Cosmology and our View of the World
Overview on Physical Cosmology
Lead: Eberhard Möbius
Summary by Sam Schweizer
Ferris, The Whole Shebang; Ch. 1,2,4,6;
Ben-Ari “Just a Theory”, Ch. 1;
"Curtains of the Universe", Astronomy, March 95;
“Absurd Universe”, Astronomy, Nov 03 (PDFs in Blackboard);
Lecture Notes (www);
The class lecture started out with an introduction from Eberhard Möbius and an explanation of the grading system. The class then discussed why each member was taking Cosmology. The general consensus was that everyone wanted to learn more about Cosmology. No one had to take the class and there were many observers who were not even enrolled.
People didn’t want to know just about our physical world however. Some wanted answers to those big why questions. Why are we here? What does it all mean? What happened before the big bang (if the big bang did occur)?
People come to the class from a variety of backgrounds as well. I, the author, come from the business school, but there are representatives from many of the colleges at the University of New Hampshire.
The main discussion was proctored by Professor Möbius and was an overview on physical cosmology. Professor Möbius had a Powerpoint presentation sprinkled with amusing illustrations of his points. The presentation started out with some questions:
• How does the universe “tick?”
• What is behind the wall (the edge of our known universe)?
• Is studying our universe like the Escher painting The Gallery where we look out into the cosmos and end up staring right back at ourselves?
• How do we really study something that we are part of?
Professor Möbius continued with some problems of cosmology and a few facts as well. Cosmology, Möbius conceded, is a very “tough and unusual” for science to handle. We can not make observations on other universes because there is only one. Professor Möbius also mentioned that there is some debate as to whether there is more than one universe but it didn’t concern the class yet. What creates problems for cosmologists, as well, is that we are really restricted to our observable universe. Since light only travels so fast, and since the universe originated 13.7 billion years ago, we can only observe about 13.7 billion light years in any direction. Although that’s a long way, it may not be the edge.
However, there is a problem with thinking of the universe as being infinite. A physician named Olbers, who was a hobby-astronomer, came up with this strange paradox. If stars are evenly spaced, and the universe is infinite, then why is the night sky not filled with stars so much that it is blindingly light?
Red Shift explains that light moving away from an observer is shifted towards the red end of the visible spectrum. Edwin Hubble found that the farther away a galaxy is, the stronger the Red Shift in its spectral lines. Something interesting to note is that the Hubble theory is correct, but the constant has changed as our measuring instruments have become more precise. On a more theoretical note, if the space between us and a light emitting object is expanding so fast that the object recedes from us faster than the speed of light, we would not be able to see it.
An important observation has been that objects all around us are shifting towards red. This means that the universe is expanding. If the universe is expanding then it must have been bunched-up at one point; hence, the Big Bang theory!
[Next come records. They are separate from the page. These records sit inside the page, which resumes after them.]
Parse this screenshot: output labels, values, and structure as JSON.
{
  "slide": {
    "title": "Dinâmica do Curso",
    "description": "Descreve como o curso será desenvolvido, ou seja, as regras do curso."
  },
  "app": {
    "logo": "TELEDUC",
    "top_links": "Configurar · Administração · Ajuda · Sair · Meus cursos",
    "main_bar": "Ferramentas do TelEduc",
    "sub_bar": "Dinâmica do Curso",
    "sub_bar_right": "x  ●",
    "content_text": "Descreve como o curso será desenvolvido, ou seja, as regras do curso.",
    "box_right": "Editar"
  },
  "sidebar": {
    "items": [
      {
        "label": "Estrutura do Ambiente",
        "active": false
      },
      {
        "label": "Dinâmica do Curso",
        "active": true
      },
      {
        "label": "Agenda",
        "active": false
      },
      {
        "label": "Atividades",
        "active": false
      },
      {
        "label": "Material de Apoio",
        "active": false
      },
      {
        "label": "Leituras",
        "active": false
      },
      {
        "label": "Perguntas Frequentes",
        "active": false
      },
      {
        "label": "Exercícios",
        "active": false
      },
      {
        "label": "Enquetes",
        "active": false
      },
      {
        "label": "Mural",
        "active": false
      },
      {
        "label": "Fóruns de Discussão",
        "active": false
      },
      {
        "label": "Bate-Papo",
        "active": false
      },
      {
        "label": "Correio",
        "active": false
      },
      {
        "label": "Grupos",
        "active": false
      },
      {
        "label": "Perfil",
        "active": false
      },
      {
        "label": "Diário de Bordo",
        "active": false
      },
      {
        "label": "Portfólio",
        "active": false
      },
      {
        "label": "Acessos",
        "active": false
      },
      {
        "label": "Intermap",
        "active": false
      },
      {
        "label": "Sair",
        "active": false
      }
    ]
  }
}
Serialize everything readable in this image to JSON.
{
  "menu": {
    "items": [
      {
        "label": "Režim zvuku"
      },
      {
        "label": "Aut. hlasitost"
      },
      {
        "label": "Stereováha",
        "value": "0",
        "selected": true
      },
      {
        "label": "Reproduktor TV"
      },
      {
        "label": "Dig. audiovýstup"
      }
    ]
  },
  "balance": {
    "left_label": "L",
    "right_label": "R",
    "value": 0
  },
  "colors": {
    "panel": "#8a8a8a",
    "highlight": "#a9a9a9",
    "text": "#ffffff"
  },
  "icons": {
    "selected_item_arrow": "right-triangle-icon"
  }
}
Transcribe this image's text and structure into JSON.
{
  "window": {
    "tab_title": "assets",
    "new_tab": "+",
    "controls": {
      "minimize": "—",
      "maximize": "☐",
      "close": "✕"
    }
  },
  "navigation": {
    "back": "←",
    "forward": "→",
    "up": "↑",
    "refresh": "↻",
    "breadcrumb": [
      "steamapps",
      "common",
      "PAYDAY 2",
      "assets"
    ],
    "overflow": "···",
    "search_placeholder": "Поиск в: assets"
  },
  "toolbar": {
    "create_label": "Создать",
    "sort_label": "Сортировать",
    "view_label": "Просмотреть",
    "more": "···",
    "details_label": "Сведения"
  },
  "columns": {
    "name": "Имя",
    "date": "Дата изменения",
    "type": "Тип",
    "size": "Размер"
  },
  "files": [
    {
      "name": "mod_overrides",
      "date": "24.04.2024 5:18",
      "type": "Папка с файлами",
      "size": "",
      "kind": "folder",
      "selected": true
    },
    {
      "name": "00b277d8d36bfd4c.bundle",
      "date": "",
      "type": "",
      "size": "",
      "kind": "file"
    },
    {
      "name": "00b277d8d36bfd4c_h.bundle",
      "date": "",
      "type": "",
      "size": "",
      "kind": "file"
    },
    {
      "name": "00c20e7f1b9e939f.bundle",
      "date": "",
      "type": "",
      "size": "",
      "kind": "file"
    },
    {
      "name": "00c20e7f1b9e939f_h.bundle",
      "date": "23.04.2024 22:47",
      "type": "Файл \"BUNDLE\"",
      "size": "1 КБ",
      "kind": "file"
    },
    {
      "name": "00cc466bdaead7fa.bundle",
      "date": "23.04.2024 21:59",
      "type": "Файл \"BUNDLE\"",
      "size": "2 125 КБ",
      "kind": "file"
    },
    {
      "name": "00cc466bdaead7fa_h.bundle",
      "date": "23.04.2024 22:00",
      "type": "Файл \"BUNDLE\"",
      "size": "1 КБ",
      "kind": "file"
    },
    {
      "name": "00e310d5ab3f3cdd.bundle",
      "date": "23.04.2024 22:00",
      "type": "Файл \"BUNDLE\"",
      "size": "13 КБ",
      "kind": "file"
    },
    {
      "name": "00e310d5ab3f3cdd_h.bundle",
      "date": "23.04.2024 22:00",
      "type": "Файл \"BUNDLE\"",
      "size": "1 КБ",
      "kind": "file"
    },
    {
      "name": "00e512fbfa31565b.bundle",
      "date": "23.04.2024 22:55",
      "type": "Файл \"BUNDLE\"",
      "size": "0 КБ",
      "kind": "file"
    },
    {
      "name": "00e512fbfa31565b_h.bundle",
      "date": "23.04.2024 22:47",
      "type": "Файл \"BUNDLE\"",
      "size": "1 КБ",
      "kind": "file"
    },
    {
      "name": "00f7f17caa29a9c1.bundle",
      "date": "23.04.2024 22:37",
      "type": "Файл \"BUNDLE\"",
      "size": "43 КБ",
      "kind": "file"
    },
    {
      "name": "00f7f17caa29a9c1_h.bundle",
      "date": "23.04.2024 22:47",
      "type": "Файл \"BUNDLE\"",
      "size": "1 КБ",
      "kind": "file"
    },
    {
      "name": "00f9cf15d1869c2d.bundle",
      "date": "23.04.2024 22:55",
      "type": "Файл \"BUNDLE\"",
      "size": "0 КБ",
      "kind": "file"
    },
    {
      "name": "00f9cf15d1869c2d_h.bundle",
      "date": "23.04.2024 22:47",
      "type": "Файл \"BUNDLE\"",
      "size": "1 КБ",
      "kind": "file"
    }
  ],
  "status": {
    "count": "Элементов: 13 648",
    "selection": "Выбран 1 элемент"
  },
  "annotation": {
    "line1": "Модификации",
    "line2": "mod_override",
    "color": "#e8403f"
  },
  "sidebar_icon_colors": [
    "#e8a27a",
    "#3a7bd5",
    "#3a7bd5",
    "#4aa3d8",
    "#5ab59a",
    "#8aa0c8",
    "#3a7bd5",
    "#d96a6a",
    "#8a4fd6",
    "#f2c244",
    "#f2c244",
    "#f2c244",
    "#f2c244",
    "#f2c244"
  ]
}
Professor Möbius also discussed how we measure things in astronomy. We measure distances by measuring parallax. This can be simulated very easily be holding your thumb 6” from your face. When you open one eye at a time, your thumb shifts drastically from one side to the other. When you hold out your thumb at arm’s length, the shift is much less. This basic principle allows us to measure how far away other planets are.
One astronomical unit is the distance from the Earth to the Sun. The closest star to us (other than the Sun) is Alpha Centauri which is four light years away! To put this all into perspective, if the sun was 6” in diameter, the earth would be the size of the head of a needle. With a 6” inch Sun in Durham NH, Alpha Centauri would be in San Francisco. Even if there are other forms of life in the cosmos, we are at the moment, very alone in space.
The general discussion for the class was very interesting. Dark Energy was brought up and we discussed that no one really knows what it is but it may have a severe impact on how our universe operates. The thought that space can expand faster than the speed of light was also discussed but many class members still did not really know what that meant by the end of class. Professor Möbius used the analogy of a balloon with two pennies attached to it. The surface of the balloon is space and when the balloon inflates the “distance” between the two points increases without them moving farther apart. How this works is out of the reach of this author’s conception.
An important distinction was discussed during the class as well. The description that Professor Möbius gave was a scientific-based description so it can’t look at things that we can’t observe. Things that function by essentially magic are only talked about outside of physical cosmology.